* Task objective *
Copy, from the data below, every line that has "Charges" in it.

(Items from an interface collection)
---------------

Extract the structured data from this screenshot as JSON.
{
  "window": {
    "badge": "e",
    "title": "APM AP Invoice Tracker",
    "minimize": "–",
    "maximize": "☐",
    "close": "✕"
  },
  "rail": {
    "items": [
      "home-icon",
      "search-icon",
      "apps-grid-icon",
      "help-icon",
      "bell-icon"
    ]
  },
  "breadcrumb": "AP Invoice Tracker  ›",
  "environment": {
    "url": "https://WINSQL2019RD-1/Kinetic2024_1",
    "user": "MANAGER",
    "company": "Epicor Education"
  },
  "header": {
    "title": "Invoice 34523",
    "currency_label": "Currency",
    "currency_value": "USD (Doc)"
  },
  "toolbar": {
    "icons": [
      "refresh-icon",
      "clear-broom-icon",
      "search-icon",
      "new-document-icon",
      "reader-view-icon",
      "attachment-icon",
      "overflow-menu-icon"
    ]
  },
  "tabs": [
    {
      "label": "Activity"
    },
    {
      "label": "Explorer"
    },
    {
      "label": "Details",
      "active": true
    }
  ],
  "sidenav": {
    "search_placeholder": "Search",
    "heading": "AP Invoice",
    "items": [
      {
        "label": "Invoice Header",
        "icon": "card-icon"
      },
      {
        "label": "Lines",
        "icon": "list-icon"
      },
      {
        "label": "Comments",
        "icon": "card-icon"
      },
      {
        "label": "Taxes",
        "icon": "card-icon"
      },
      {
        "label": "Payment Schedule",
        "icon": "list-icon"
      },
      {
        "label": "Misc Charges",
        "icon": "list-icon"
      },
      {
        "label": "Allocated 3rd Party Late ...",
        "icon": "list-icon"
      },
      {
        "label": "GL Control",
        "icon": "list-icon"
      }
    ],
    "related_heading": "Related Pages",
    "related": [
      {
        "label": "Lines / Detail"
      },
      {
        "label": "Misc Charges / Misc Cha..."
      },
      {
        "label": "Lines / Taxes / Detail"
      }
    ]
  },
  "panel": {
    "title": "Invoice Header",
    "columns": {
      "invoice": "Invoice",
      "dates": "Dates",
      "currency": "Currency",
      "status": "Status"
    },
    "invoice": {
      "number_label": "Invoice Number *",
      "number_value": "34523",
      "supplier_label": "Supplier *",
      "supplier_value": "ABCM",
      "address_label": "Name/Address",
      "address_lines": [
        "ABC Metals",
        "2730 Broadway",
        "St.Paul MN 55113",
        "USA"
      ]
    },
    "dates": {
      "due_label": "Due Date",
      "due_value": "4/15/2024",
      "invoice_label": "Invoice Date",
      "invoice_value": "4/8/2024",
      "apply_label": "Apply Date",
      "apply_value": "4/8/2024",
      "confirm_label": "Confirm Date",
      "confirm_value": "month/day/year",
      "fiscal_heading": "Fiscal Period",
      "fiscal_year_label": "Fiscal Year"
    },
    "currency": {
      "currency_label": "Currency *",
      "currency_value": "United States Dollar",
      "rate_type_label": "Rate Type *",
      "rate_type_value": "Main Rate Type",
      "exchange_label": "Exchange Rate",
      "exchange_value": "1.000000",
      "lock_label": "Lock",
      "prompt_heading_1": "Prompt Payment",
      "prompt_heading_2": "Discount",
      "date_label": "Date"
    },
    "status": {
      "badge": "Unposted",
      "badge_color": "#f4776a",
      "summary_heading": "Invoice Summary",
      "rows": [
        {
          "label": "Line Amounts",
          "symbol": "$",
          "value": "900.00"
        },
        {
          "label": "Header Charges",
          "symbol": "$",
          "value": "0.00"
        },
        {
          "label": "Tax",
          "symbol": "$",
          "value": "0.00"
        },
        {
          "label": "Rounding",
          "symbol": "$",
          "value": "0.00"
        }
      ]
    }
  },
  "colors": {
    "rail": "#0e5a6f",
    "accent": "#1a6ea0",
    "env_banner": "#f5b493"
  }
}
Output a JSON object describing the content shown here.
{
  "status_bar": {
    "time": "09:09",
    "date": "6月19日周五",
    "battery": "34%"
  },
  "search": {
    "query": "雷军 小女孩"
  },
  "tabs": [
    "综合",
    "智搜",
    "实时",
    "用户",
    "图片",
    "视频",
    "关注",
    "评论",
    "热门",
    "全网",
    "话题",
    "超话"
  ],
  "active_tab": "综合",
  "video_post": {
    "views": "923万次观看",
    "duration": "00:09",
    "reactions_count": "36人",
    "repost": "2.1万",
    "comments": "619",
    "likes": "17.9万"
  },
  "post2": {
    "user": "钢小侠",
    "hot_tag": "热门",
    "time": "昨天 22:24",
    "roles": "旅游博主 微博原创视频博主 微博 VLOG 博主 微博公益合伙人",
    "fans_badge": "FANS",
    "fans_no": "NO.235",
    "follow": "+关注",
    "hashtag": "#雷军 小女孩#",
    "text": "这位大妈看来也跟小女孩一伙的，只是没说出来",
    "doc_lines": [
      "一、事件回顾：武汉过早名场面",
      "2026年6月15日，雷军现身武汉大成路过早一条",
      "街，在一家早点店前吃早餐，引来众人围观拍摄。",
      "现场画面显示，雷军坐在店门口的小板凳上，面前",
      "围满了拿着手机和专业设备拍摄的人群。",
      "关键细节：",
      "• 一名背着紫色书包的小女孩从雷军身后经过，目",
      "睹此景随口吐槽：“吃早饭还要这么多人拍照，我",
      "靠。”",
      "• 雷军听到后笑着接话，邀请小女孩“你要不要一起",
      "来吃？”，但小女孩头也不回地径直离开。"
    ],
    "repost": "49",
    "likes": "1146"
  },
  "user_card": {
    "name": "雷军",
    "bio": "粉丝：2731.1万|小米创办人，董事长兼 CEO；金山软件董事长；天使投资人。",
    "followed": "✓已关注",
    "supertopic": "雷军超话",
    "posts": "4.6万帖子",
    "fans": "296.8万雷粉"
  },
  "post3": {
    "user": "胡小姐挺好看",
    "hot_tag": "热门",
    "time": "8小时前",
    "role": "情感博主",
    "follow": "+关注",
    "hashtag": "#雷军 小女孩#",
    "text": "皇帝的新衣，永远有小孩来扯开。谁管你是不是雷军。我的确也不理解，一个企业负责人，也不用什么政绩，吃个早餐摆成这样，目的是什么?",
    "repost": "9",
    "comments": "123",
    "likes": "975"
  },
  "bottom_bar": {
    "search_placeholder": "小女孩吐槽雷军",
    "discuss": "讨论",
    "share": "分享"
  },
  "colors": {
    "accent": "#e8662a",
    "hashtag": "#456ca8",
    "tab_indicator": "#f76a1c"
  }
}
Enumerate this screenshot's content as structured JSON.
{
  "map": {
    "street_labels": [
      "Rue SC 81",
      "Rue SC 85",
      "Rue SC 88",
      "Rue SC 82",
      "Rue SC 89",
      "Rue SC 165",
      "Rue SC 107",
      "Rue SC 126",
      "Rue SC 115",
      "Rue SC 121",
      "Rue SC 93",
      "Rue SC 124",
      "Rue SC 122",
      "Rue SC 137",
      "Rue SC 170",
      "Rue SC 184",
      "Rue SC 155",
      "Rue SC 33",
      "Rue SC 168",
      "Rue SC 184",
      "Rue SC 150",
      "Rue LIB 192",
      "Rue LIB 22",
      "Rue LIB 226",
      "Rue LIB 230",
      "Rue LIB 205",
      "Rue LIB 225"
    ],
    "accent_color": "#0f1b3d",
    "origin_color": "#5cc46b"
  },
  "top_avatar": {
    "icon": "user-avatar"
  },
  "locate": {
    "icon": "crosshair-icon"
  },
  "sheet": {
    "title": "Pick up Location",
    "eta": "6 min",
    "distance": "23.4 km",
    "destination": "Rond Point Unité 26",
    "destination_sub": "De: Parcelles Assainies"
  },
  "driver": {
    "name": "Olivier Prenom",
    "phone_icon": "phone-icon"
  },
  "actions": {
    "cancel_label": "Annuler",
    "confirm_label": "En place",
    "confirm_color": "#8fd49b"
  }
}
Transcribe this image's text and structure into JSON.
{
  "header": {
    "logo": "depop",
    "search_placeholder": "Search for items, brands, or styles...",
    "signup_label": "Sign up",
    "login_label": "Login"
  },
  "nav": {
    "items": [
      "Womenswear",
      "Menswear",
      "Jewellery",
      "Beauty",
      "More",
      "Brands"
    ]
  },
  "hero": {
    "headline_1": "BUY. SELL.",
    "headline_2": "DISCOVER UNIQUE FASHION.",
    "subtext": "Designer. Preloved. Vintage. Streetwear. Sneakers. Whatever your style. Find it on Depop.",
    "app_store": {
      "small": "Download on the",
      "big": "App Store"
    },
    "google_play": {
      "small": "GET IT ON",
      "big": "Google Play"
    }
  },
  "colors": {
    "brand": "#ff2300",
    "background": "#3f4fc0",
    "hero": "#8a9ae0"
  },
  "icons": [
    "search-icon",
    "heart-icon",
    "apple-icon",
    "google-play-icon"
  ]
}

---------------

* Result of this task *
        "label": "Misc Charges",
        "label": "Misc Charges / Misc Cha..."
          "label": "Header Charges",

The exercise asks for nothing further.